  • Water, and more than what you think you’ll need. As you’ll be constantly exposed and moving you’ll dehydrate much faster than you normally would. The thing is: it’ll get lighter as you progress so don’t be scared to pack extra. 
  • Salty snacks, as you can get dehydrated faster you’ll need to replenish not only the water but also the electrolytes you are sweating out.
  • Food, complex carbs is recommended to sustain energy level throughout. 
  • Sun screen. Cloudy or not the UVA are much more aggressive at an altitude, keep applying every now and again to protect your skin. 
  • Bug spray. There’s a multitude of bugs living in the mountains, especially in proximity of lakes and streams. Get your spray on!
  • Change of socks. Even if your feet don’t get soaked, there is nothing more relieving than changing your sweat-dump hiking socks into a a fresh pair!
  • Rain jacket. No matter how blue the sky might look at the beginning of your hike, surprise downpours and thunderstorms are very frequent in the mountains, especially if it’s hot and humid. 
  • First-Aid Supplies. You want to leave prepared for any eventuality. Bring your emergency kit along with some blister dressing just in case. 
  • Hat, to protect you from scorching sun rays.
  • A multitool 

Keep it light.

Okay, now that I’ve told you to pack all of this stuff, I’m going to tell you to keep your backpack light. This means opting for the lightest of each item. For example, remove any bulky packaging from your food and get a travel size tube of sunscreen instead of the big bottle.

Start small and choose the right trail for your fitness level.

Now that you geared and packed up it’s time to choose where to go. Select a hike shorter than the distance you can normally walk in a park or around town. Add an hour for every 500 m of elevation gain to your average walking time (basically divide your normal walking pace in half).  After you’ve been out once or twice, you’ll have a sense for what distance and elevation changes work well for you.

Familiarise yourself with the trail.

Once you selected a trail read up blogs or reviews about it online. There are some excellent online resources available. Download the map and save it on the photo library of your phone. I’d also look for a good lunch spot such as a lake or peak with a view, and for streams of drinkable water where you can refill your bottle.

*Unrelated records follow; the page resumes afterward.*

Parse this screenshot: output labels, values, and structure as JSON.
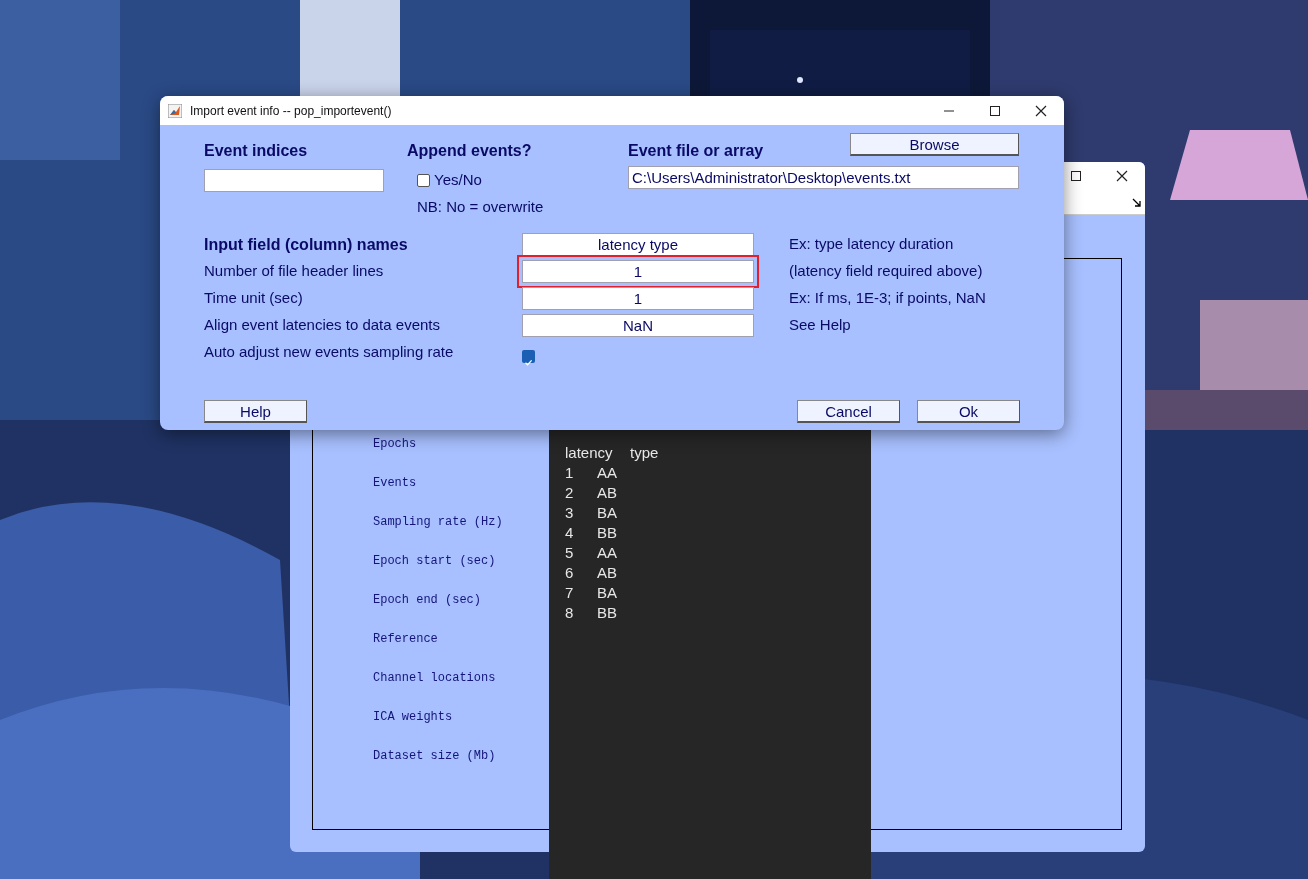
{
  "dialog": {
    "title": "Import event info -- pop_importevent()",
    "event_indices": {
      "heading": "Event indices"
    },
    "append_events": {
      "heading": "Append events?",
      "option": "Yes/No",
      "checked": false,
      "note": "NB: No = overwrite"
    },
    "event_file": {
      "heading": "Event file or array",
      "browse": "Browse",
      "value": "C:\\Users\\Administrator\\Desktop\\events.txt"
    },
    "rows": [
      {
        "kind": "field",
        "label": "Input field (column) names",
        "bold": true,
        "value": "latency type",
        "hint": "Ex: type latency duration",
        "highlighted": false
      },
      {
        "kind": "field",
        "label": "Number of file header lines",
        "bold": false,
        "value": "1",
        "hint": "(latency field required above)",
        "highlighted": true
      },
      {
        "kind": "field",
        "label": "Time unit (sec)",
        "bold": false,
        "value": "1",
        "hint": "Ex: If ms, 1E-3; if points, NaN",
        "highlighted": false
      },
      {
        "kind": "field",
        "label": "Align event latencies to data events",
        "bold": false,
        "value": "NaN",
        "hint": "See Help",
        "highlighted": false
      },
      {
        "kind": "checkbox",
        "label": "Auto adjust new events sampling rate",
        "bold": false,
        "checked": true
      }
    ],
    "buttons": [
      {
        "label": "Help"
      },
      {
        "label": "Cancel"
      },
      {
        "label": "Ok"
      }
    ]
  },
  "back_window": {
    "labels": [
      "Epochs",
      "Events",
      "Sampling rate (Hz)",
      "Epoch start (sec)",
      "Epoch end (sec)",
      "Reference",
      "Channel locations",
      "ICA weights",
      "Dataset size (Mb)"
    ]
  },
  "editor": {
    "columns": [
      "latency",
      "type"
    ],
    "rows": [
      [
        "1",
        "AA"
      ],
      [
        "2",
        "AB"
      ],
      [
        "3",
        "BA"
      ],
      [
        "4",
        "BB"
      ],
      [
        "5",
        "AA"
      ],
      [
        "6",
        "AB"
      ],
      [
        "7",
        "BA"
      ],
      [
        "8",
        "BB"
      ]
    ]
  }
}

Pace yourself.

Regular breaks will allow your body to cool down and sweat to evaporate. Take them as an opportunity to sip some water (keep drinking throughout small amounts is much better than chugging a bunch of water at once) and eat your snacks. If you are taking a longer stop for lunch you might also want to take off your hiking boots, and maybe change your sweaty top.

Check the weather in advance.

If it is raining or is too hot it may not be the best day to go on a hike.  If you decide to go on a hot day, perhaps pick a trail which has lots of shady areas or leave early/finish late. Thunderstorms in the mountains are not fun and very unpredictable, they are much more likely to occur when it’s hot. Be weary and wise and play it by ear. It is worth postponing to a more suitable day than getting into an uncomfortable situation. 

Tag along with some friends and tell someone where you are going.

Going in a group or with a friend is fun, you can motivate each other and safer. Especially if your friend has more experience than you. It’s also important that someone not on the hike knows the itinerary and what time should they worry and call for help. Note that I didn’t say, “when you expect to be done.” The “worry time” may be several hours later than your planned finish time to allow for slow hiking, snaps of the amazing views, or perhaps a sore foot causing delays.

Pack it in, pack it out.

To preserve the beautiful and untouched nature exactly how you found it and in order to keep enjoy it, make sure to leave it exactly how you found it. It’s up to every outdoor enthusiast to take care of our natural spaces. Bring an extra bag for the rubbish to throw away once back (recycling it where possible!)

I hope that using these tips will help you to get out and enjoy what the beautiful outdoors has to offer. Where will you go? Leave a comment to share your ideas; I’d love to hear them!